Exercise directions –
Pictures stay out, but every line of the data is copied exactly.

Extracted material –
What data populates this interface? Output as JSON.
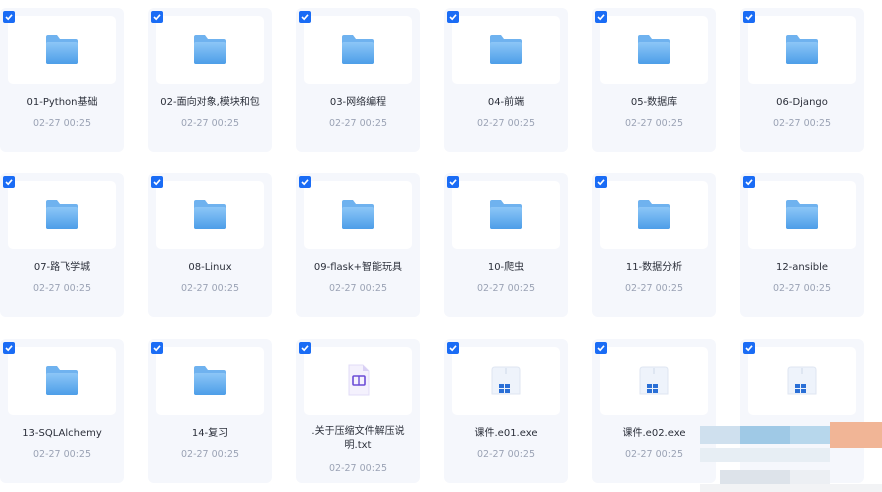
{
  "files": [
    {
      "name": "01-Python基础",
      "date": "02-27 00:25",
      "type": "folder",
      "icon": "folder-icon",
      "checked": true
    },
    {
      "name": "02-面向对象,模块和包",
      "date": "02-27 00:25",
      "type": "folder",
      "icon": "folder-icon",
      "checked": true
    },
    {
      "name": "03-网络编程",
      "date": "02-27 00:25",
      "type": "folder",
      "icon": "folder-icon",
      "checked": true
    },
    {
      "name": "04-前端",
      "date": "02-27 00:25",
      "type": "folder",
      "icon": "folder-icon",
      "checked": true
    },
    {
      "name": "05-数据库",
      "date": "02-27 00:25",
      "type": "folder",
      "icon": "folder-icon",
      "checked": true
    },
    {
      "name": "06-Django",
      "date": "02-27 00:25",
      "type": "folder",
      "icon": "folder-icon",
      "checked": true
    },
    {
      "name": "07-路飞学城",
      "date": "02-27 00:25",
      "type": "folder",
      "icon": "folder-icon",
      "checked": true
    },
    {
      "name": "08-Linux",
      "date": "02-27 00:25",
      "type": "folder",
      "icon": "folder-icon",
      "checked": true
    },
    {
      "name": "09-flask+智能玩具",
      "date": "02-27 00:25",
      "type": "folder",
      "icon": "folder-icon",
      "checked": true
    },
    {
      "name": "10-爬虫",
      "date": "02-27 00:25",
      "type": "folder",
      "icon": "folder-icon",
      "checked": true
    },
    {
      "name": "11-数据分析",
      "date": "02-27 00:25",
      "type": "folder",
      "icon": "folder-icon",
      "checked": true
    },
    {
      "name": "12-ansible",
      "date": "02-27 00:25",
      "type": "folder",
      "icon": "folder-icon",
      "checked": true
    },
    {
      "name": "13-SQLAlchemy",
      "date": "02-27 00:25",
      "type": "folder",
      "icon": "folder-icon",
      "checked": true
    },
    {
      "name": "14-复习",
      "date": "02-27 00:25",
      "type": "folder",
      "icon": "folder-icon",
      "checked": true
    },
    {
      "name": ".关于压缩文件解压说明.txt",
      "date": "02-27 00:25",
      "type": "txt",
      "icon": "text-document-icon",
      "checked": true
    },
    {
      "name": "课件.e01.exe",
      "date": "02-27 00:25",
      "type": "exe",
      "icon": "executable-icon",
      "checked": true
    },
    {
      "name": "课件.e02.exe",
      "date": "02-27 00:25",
      "type": "exe",
      "icon": "executable-icon",
      "checked": true
    },
    {
      "name": "",
      "date": "",
      "type": "exe",
      "icon": "executable-icon",
      "checked": true
    }
  ],
  "colors": {
    "checkbox": "#1a6cf5",
    "card_bg": "#f5f7fc",
    "folder_blue": "#5aa8f0",
    "txt_purple": "#6b4cd6",
    "date_gray": "#9ba3b5"
  }
}
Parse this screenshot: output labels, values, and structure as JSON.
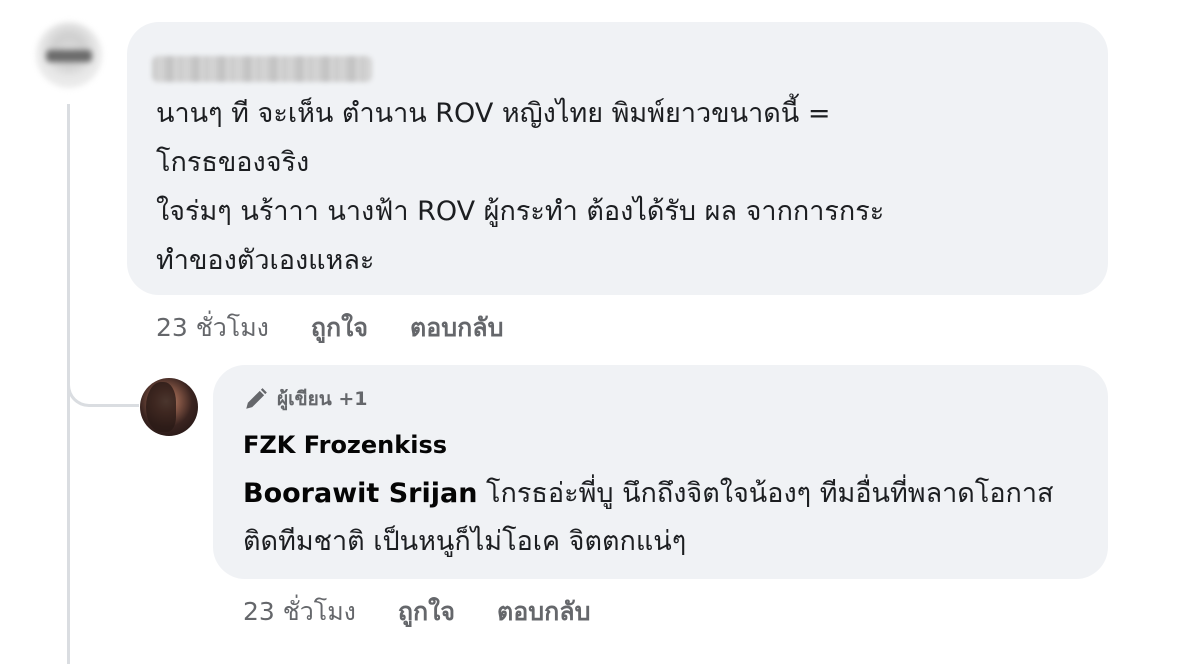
{
  "comment": {
    "text": "นานๆ ที จะเห็น ตำนาน ROV หญิงไทย พิมพ์ยาวขนาดนี้ =\nโกรธของจริง\nใจร่มๆ นร้าาา นางฟ้า ROV ผู้กระทำ ต้องได้รับ ผล จากการกระ\nทำของตัวเองแหละ",
    "time": "23 ชั่วโมง",
    "like_label": "ถูกใจ",
    "reply_label": "ตอบกลับ"
  },
  "reply": {
    "badge": "ผู้เขียน +1",
    "author": "FZK Frozenkiss",
    "mention": "Boorawit Srijan",
    "text": " โกรธอ่ะพี่บู นึกถึงจิตใจน้องๆ ทีมอื่นที่พลาดโอกาสติดทีมชาติ เป็นหนูก็ไม่โอเค จิตตกแน่ๆ",
    "time": "23 ชั่วโมง",
    "like_label": "ถูกใจ",
    "reply_label": "ตอบกลับ"
  },
  "icons": {
    "badge_icon": "pencil-icon"
  },
  "colors": {
    "bubble": "#f0f2f5",
    "meta_text": "#65676b",
    "thread_line": "#dadde1"
  }
}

Answer section –
What data populates this interface? Output as JSON.
{
  "files": [
    {
      "name": "01-Python基础",
      "date": "02-27 00:25",
      "type": "folder",
      "icon": "folder-icon",
      "checked": true
    },
    {
      "name": "02-面向对象,模块和包",
      "date": "02-27 00:25",
      "type": "folder",
      "icon": "folder-icon",
      "checked": true
    },
    {
      "name": "03-网络编程",
      "date": "02-27 00:25",
      "type": "folder",
      "icon": "folder-icon",
      "checked": true
    },
    {
      "name": "04-前端",
      "date": "02-27 00:25",
      "type": "folder",
      "icon": "folder-icon",
      "checked": true
    },
    {
      "name": "05-数据库",
      "date": "02-27 00:25",
      "type": "folder",
      "icon": "folder-icon",
      "checked": true
    },
    {
      "name": "06-Django",
      "date": "02-27 00:25",
      "type": "folder",
      "icon": "folder-icon",
      "checked": true
    },
    {
      "name": "07-路飞学城",
      "date": "02-27 00:25",
      "type": "folder",
      "icon": "folder-icon",
      "checked": true
    },
    {
      "name": "08-Linux",
      "date": "02-27 00:25",
      "type": "folder",
      "icon": "folder-icon",
      "checked": true
    },
    {
      "name": "09-flask+智能玩具",
      "date": "02-27 00:25",
      "type": "folder",
      "icon": "folder-icon",
      "checked": true
    },
    {
      "name": "10-爬虫",
      "date": "02-27 00:25",
      "type": "folder",
      "icon": "folder-icon",
      "checked": true
    },
    {
      "name": "11-数据分析",
      "date": "02-27 00:25",
      "type": "folder",
      "icon": "folder-icon",
      "checked": true
    },
    {
      "name": "12-ansible",
      "date": "02-27 00:25",
      "type": "folder",
      "icon": "folder-icon",
      "checked": true
    },
    {
      "name": "13-SQLAlchemy",
      "date": "02-27 00:25",
      "type": "folder",
      "icon": "folder-icon",
      "checked": true
    },
    {
      "name": "14-复习",
      "date": "02-27 00:25",
      "type": "folder",
      "icon": "folder-icon",
      "checked": true
    },
    {
      "name": ".关于压缩文件解压说明.txt",
      "date": "02-27 00:25",
      "type": "txt",
      "icon": "text-document-icon",
      "checked": true
    },
    {
      "name": "课件.e01.exe",
      "date": "02-27 00:25",
      "type": "exe",
      "icon": "executable-icon",
      "checked": true
    },
    {
      "name": "课件.e02.exe",
      "date": "02-27 00:25",
      "type": "exe",
      "icon": "executable-icon",
      "checked": true
    },
    {
      "name": "",
      "date": "",
      "type": "exe",
      "icon": "executable-icon",
      "checked": true
    }
  ],
  "colors": {
    "checkbox": "#1a6cf5",
    "card_bg": "#f5f7fc",
    "folder_blue": "#5aa8f0",
    "txt_purple": "#6b4cd6",
    "date_gray": "#9ba3b5"
  }
}
Parse this screenshot: output labels, values, and structure as JSON.
{
  "comment": {
    "text": "นานๆ ที จะเห็น ตำนาน ROV หญิงไทย พิมพ์ยาวขนาดนี้ =\nโกรธของจริง\nใจร่มๆ นร้าาา นางฟ้า ROV ผู้กระทำ ต้องได้รับ ผล จากการกระ\nทำของตัวเองแหละ",
    "time": "23 ชั่วโมง",
    "like_label": "ถูกใจ",
    "reply_label": "ตอบกลับ"
  },
  "reply": {
    "badge": "ผู้เขียน +1",
    "author": "FZK Frozenkiss",
    "mention": "Boorawit Srijan",
    "text": " โกรธอ่ะพี่บู นึกถึงจิตใจน้องๆ ทีมอื่นที่พลาดโอกาสติดทีมชาติ เป็นหนูก็ไม่โอเค จิตตกแน่ๆ",
    "time": "23 ชั่วโมง",
    "like_label": "ถูกใจ",
    "reply_label": "ตอบกลับ"
  },
  "icons": {
    "badge_icon": "pencil-icon"
  },
  "colors": {
    "bubble": "#f0f2f5",
    "meta_text": "#65676b",
    "thread_line": "#dadde1"
  }
}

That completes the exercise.